In an attempt to garner attention and raise awareness regarding the problematic use of orcas and other marine mammals in captivity for entertainment, PETA, an animal rights group, has sued Sea World, a corporation that builds and manages aquariums and marine parks. Opposition to Sea World’s brand of entertainment-driven aquariums is nothing new, but this fresh lawsuit adds a novel twist to the boilerplate “intelligent animals don’t belong in captivity” – PETA is suing Sea World for violating these oceanic dolphin’s constitutional rights under the 13th amendment.
The 13th amendment to the United States Constitution explicitly outlaws slavery or involuntary captivity:
Image from Peta.org
First they paraded half-naked women around in cities (including Charleston, right across from the building where I teach) holding signs that said “I’d rather be naked than wear fur” (Link NSFW). Then they had the “vegetarians have better sex” commercial that the Super Bowl refused to air (Link also NSFW). Now PETA is at it again. Their latest campaign to save the animals by exploiting women is called the “Sexiest Vegetarian Next Door” contest (You guessed it, Link NSFW).
Image from peta.org
To enter, you must be a vegetarian or vegan. To win, PETA members have to vote for you because they think you’re attractive. Men can enter as well, but the silhouette in the logo is clearly female.
I have a radical suggestion for PETA. Instead of taking a page from the book of beer commercials and arguing “attractive people do this so you should as well”, why don’t you try to convince people that your side is the right one by using reasoned, respectful argument?
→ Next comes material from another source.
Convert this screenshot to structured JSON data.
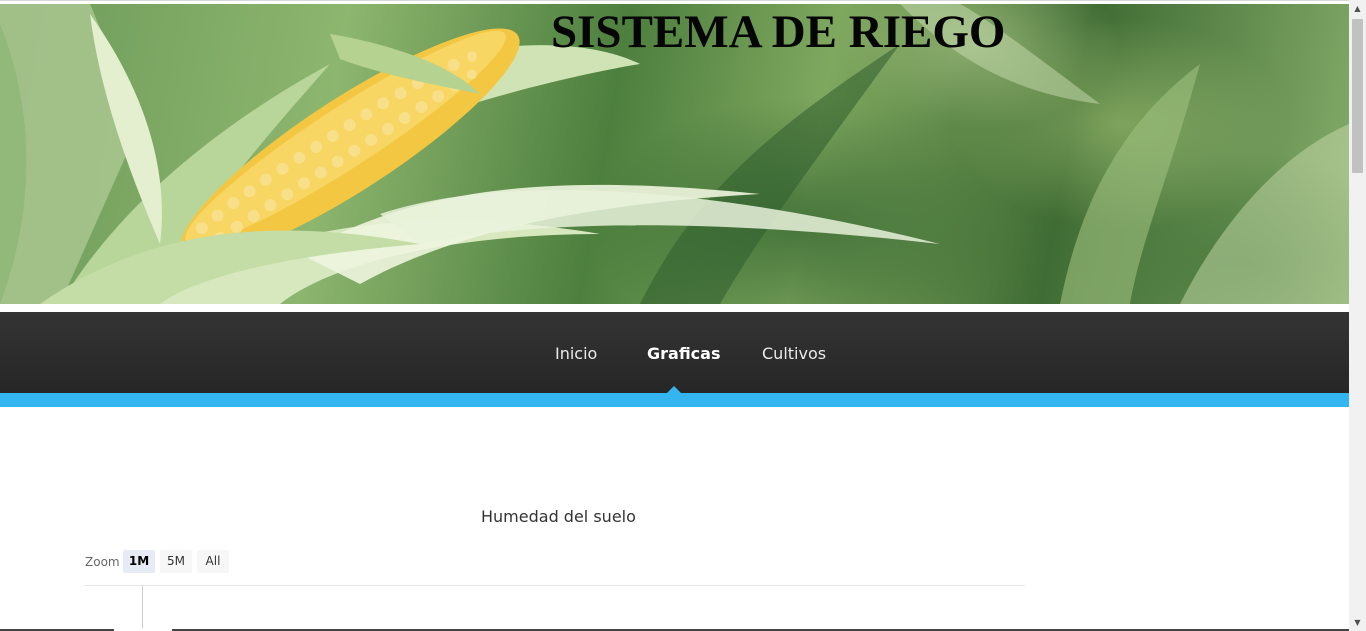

Image from HumaneSociety.org
I am, in general, a supporter of animal rights. Animal abuse sickens me, and I really believe Ghandi’s famous quote that “you can judge a society by how it treats its weakest members”. That said, while it’s disturbing to see a rabbit which has gone blind from exposure to a potential new shampoo, I’d rather have a rabbit go blind than a human child. More importantly, while it is troubling to infect a chimpanzee with a disease in order to study how to cure that disease, such research unquestionably saves human lives. That’s why I was surprised to learn about the Great Ape Protection Act.